Serum Proteins (Electrophoresis & Immunoglobulins) (g/L)
Date Albumin Beta Globulin 2 Gamma Globulin igG igA igM
Reference Range 34.0-53.0 1.8 – 4.8 5.1 – 15.0 6.7 – 15.2 .70 – 4.00 .40 – 2.30
July 45.9 4.9 6.9 10.8 .34 .25
June 45.3 4.0 6.6 9.9 .33 .30
May 46.5 3.5 7.3 9.2 .33 .26
Apr 47.9 2.8 7.0 9.2 .28 .23
Mar 48.3 2.8 7.0 8.9 .31 .33
Feb 51.4 2.8 6.4 7.7 .24 .38
Jan 47.6 3.0 6.2 7.5 .17 .33
Nov 45.6 3.5 5.1 7.1 .14 .10
Hematology Profile
Date WBC Hemoglobin Platelet Count Neutrophils
Reference Range 4.0 – 11.0 135 – 170 150 – 400 2.0 – 8.0
July 2.9 133 247 1.4
June 3.4 135 265 1.8
May 3.2 138 294 1.5
Apr 2.3 137 243 0.9
Mar 2.0 135 211 0.8
Feb 2.0 132 208 0.9
Jan 1.9 124 217 0.7
Nov 2.2 118 220 1.1
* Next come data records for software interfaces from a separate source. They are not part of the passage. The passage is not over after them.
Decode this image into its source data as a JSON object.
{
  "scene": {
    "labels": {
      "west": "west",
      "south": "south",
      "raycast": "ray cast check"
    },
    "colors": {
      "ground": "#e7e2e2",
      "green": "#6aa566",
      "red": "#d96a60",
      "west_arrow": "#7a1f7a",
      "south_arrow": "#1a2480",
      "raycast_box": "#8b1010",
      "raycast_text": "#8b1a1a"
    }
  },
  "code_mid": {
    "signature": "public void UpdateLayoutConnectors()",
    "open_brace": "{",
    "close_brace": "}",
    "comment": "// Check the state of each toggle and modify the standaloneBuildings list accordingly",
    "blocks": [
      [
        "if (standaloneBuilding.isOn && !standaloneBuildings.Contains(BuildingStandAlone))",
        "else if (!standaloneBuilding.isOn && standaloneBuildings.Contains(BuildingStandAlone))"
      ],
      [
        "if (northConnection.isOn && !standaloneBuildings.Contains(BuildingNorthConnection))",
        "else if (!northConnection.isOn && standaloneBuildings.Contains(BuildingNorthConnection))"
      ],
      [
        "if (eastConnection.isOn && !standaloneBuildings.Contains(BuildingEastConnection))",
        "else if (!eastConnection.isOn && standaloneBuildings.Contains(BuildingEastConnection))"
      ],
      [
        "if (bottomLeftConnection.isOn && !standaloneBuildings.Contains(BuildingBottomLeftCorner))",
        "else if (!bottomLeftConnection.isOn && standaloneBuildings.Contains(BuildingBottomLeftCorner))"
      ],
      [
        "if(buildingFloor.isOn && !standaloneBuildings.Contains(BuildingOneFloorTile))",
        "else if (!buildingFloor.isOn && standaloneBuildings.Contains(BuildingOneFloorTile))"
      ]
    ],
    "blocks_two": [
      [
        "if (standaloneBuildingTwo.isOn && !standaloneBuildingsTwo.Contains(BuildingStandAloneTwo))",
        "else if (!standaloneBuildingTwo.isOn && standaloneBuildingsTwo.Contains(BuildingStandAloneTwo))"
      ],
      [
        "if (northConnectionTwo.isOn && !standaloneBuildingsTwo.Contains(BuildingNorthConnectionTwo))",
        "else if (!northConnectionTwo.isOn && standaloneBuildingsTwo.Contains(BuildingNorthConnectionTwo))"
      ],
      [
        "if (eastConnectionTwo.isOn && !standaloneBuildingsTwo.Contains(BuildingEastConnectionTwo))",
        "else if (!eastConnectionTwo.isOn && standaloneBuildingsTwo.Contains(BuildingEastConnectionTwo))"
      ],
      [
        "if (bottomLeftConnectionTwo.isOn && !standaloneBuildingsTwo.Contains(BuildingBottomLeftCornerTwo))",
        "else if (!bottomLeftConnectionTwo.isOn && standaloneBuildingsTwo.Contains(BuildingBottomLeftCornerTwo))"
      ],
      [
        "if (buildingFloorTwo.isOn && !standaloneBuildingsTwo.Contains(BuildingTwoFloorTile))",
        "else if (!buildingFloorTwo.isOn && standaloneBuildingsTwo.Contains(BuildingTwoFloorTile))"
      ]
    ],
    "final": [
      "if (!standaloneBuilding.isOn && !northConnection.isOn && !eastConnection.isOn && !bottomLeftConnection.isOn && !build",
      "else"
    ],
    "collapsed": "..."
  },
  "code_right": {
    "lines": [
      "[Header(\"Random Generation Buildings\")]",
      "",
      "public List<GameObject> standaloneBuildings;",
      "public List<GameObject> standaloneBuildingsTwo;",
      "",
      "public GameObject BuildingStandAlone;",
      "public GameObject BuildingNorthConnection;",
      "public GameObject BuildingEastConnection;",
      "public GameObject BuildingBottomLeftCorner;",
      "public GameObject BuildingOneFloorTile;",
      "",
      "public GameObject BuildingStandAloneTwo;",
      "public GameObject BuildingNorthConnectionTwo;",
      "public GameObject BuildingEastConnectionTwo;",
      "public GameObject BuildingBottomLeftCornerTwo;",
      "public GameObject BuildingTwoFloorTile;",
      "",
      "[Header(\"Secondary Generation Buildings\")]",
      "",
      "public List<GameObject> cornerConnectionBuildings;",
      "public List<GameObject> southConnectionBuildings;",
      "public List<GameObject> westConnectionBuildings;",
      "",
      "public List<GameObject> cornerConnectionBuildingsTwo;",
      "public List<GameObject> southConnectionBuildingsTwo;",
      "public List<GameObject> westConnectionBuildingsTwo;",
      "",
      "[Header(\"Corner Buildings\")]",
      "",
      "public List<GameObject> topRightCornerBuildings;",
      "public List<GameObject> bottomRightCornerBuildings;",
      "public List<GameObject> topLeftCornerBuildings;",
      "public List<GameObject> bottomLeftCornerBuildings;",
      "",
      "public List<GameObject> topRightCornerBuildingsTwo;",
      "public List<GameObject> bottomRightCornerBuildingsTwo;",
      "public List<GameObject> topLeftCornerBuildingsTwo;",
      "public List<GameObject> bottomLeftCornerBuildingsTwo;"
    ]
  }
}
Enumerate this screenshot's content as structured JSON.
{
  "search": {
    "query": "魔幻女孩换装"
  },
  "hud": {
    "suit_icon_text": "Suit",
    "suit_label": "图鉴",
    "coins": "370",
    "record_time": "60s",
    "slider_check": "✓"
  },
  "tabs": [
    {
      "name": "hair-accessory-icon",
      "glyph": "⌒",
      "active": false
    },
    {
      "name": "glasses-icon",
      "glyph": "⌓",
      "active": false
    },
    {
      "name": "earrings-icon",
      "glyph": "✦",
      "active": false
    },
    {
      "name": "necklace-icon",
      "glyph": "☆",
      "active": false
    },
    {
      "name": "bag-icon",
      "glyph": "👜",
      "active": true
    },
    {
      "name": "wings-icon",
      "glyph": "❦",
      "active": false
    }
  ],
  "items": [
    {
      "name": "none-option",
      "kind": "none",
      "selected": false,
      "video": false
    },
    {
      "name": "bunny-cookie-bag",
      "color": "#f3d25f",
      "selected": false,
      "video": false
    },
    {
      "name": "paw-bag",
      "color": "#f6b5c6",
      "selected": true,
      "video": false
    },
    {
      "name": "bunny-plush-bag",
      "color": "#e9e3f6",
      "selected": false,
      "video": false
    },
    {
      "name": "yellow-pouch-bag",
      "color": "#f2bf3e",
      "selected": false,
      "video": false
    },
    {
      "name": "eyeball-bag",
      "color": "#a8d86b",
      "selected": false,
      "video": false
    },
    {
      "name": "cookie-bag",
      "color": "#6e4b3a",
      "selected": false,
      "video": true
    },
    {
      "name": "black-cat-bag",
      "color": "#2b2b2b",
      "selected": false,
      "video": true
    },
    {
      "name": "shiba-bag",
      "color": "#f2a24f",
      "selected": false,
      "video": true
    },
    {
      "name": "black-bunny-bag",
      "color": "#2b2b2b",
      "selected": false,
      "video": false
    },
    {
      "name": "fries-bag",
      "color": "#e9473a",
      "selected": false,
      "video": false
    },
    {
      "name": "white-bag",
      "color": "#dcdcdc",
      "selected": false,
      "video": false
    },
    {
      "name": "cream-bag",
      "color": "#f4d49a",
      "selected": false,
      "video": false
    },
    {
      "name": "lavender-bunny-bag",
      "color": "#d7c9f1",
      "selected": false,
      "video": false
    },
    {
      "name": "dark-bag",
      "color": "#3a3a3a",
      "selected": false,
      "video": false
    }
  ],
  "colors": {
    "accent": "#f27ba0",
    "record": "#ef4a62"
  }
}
Overall, I’m happy. Based on my appointment last month with my Hematologist, I still believe my Protein Electrophoresis values are very good. These markers are how people are identified as having Multiple Myeloma. There are 6 measures broken into two components (Albumin, the major component and Globulins, the minor components). The Globulins consist of Alpha 1, Alpha 2, Beta 1, Beta 2, and Gamma. When visible in a pattern, they make up 5 bands (Albumin, Alpha 1, Alpha 2, Beta, Gamma). The Serum Protein Immunoglobulins consist of IgG, IgA, and IgM.

As shown in the figures below from the 2005 Understanding and Interpreting Serum Protein Electrophoresis article, a normal pattern means that Multiple Myeloma isn’t detected in the blood stream.

Normal Pattern Figure 1: Typical normal pattern for serum protein electrophoresis

If they form an abnormal pattern, as shown by the large spike in the gamma region, then that is likely to indicate Multiple Myeloma.

Abnormal pattern Figure 2: Abnormal serum protein electrophoresis pattern in a patient with multiple myeloma.

If you look at the Serum Protein table above, you’ll note that my Beta 2 (4.9) are slightly higher than the normal range and my Gamma (6.9) are in the normal range. My test comment from the Dr that reviewed my results states:”There is a monoclonal band in the beta 2 region. This band was previously identified as IgG lambda.“. My Serum Protein Electrophoresis pattern for the 5 bands should look normal (as in Figure 1). My Serum Protein Immunoglobulins values are mostly trending upward (re: improving) into the normal range, since I finished chemo last November. For example: igG (Nov) 7.1, (Jun) 9.9, (Jul) 10.8; igM (Nov) .10, (Jun) .30, (Jul) .25; igA (Nov) .14, (Jun) .33, (Jul) .34. The upward trend means that normal protein is being produced, when Multiple Myeloma is active in the blood stream, these values are suppressed. Although, there was a slight drop of my igM, I don’t see it being a concern.

My Neutrophils, Hemoglobin, and White Blood Cells have taken a slight tip, but I don’t have a cold or infection and I’m feeling great, so I’m not worried. I’m sure everything will trend in the right direction again next blood test.

If anyone feels I’ve misinterpreted my results, please let me know.

I will continue to use my photography through self-portraits and personal projects that enhance my creativity for my health and happiness. Photography is a part of me and I enjoy using it to document the lives of others.

Life goal = Remain cancer-free.

Found a circle, struck a pose August 2013

The post Cancer Update: 8 months in complete remission appeared first on Fade to Play.